Refugees More Likely to Suffer PTSD
Those in Western nations were 10 times more susceptible than general population
THURSDAY, April 7, 2005 (HealthDay News) -- Refugees in western nations may be about 10 times more likely to have post-traumatic stress disorder (PTSD) than the general populations in those countries, says a study by researchers at the University of Oxford in England.
For their study, the researchers reviewed 20 psychiatric surveys of 6,743 adult refugees living in Canada, the United States, Italy, New Zealand, Norway, the United Kingdom and Australia. The results suggest that about one in 10 of the refugees has PTSD, about one in 20 has major depression, and about one in 25 has generalized anxiety disorder. An estimated 50,000 to 500,000 refugees living in the United States have PTSD, said the study, which appears in the April 9 issue of The Lancet.
PTSD is a potentially disabling condition that can affect people who've witnessed or experienced violence, disasters and other kinds of traumatic events. PTSD symptoms include flashbacks, hypervigilance, and emotional numbing that may increase the risk of substance abuse and suicide.
"Our overall estimates will need to be used judiciously, in view of the fact that it is difficult to know whether the diverse refugee groups contributing to this analysis were representative of the refugee populations resettled in western countries. Nevertheless, our review suggests that at least several tens of thousands of current refugees in western countries have post-traumatic stress disorder," study author Mina Fazel said in a prepared statement.

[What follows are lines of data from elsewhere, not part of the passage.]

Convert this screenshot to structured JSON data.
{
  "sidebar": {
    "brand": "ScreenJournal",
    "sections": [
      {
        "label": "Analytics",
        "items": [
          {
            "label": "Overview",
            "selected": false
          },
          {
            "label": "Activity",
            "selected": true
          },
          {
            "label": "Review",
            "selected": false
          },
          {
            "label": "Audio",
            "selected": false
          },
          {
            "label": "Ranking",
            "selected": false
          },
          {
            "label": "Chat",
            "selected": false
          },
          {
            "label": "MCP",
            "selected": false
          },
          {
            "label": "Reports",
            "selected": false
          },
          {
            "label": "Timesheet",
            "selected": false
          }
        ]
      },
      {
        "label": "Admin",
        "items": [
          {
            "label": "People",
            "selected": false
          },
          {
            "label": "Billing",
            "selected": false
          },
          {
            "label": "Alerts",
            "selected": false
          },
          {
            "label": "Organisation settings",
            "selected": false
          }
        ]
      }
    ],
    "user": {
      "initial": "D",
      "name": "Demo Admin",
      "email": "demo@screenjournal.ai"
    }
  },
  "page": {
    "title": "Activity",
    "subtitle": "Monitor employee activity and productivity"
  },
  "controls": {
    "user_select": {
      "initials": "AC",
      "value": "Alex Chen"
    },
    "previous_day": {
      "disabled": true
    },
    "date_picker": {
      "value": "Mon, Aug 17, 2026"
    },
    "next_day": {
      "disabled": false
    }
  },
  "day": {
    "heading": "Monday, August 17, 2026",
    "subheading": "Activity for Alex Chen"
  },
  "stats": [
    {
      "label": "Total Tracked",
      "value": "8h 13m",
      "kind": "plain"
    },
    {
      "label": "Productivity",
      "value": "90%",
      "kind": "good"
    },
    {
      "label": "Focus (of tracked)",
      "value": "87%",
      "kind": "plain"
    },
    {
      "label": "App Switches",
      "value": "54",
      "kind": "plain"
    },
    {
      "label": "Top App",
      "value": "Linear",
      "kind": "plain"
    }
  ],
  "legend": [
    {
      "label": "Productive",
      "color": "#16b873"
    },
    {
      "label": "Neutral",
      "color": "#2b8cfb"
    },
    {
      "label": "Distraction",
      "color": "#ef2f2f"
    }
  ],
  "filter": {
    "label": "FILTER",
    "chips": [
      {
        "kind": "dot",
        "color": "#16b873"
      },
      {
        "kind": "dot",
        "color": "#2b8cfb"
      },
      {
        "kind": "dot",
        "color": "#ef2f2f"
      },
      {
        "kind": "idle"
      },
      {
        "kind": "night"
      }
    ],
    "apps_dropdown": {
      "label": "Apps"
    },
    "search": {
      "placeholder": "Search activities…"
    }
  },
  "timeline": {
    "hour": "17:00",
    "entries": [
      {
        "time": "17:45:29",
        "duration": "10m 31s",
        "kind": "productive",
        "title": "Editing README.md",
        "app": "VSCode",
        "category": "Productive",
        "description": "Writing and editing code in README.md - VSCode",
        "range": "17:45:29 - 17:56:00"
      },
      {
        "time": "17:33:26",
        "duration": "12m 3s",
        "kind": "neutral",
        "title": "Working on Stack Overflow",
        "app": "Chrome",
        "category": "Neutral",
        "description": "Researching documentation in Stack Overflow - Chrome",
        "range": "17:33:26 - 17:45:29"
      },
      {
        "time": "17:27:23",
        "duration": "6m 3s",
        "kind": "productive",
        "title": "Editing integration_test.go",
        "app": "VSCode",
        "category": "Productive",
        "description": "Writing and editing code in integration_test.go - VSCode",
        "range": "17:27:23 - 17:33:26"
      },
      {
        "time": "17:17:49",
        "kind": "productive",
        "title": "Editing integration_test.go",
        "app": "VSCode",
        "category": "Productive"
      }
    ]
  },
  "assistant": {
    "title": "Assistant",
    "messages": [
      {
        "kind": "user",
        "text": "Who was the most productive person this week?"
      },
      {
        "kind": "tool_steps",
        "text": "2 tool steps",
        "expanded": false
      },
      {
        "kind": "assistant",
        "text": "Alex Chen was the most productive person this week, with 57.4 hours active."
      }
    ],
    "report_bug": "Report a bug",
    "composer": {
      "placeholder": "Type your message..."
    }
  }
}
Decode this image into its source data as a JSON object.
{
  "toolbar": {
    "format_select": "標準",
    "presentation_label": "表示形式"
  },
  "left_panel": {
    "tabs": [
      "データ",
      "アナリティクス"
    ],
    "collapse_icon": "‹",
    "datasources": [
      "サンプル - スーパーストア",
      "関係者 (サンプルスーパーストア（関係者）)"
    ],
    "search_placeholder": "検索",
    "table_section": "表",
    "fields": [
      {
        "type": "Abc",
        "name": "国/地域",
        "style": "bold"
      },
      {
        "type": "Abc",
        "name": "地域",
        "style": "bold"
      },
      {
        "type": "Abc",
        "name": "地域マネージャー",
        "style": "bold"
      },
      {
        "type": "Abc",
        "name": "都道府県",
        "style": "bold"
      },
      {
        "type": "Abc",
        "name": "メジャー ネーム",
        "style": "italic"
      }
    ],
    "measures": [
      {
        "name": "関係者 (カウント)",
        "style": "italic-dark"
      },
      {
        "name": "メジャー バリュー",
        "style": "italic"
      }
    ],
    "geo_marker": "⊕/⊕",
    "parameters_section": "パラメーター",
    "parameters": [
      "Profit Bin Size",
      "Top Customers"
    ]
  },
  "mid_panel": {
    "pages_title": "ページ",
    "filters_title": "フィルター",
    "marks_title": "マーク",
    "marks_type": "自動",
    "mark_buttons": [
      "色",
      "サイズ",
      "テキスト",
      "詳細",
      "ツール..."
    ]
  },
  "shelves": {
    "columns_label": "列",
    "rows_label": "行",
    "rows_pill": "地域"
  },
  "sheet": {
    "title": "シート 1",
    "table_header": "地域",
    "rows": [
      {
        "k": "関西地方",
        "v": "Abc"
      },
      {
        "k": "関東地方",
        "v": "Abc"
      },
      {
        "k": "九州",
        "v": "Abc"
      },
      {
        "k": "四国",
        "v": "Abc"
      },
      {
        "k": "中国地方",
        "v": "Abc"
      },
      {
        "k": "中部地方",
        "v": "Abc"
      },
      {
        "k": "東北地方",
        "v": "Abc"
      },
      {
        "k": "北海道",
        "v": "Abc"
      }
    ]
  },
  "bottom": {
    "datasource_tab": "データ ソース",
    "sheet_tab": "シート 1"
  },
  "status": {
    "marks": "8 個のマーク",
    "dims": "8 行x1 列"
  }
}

"This information warrants attention by investigators, funding agencies and service organizations," Michael Hollifield, of the University of Louisville, wrote in an accompanying comment.
"As world conflicts march on, people will probably continue to be traumatized and displaced. Because resources are scarce, it would be wise to ensure that data collected to make inferences, policies and services are sound," Hollifield wrote.
The U.S. National Institute of Mental Health has more about PTSD.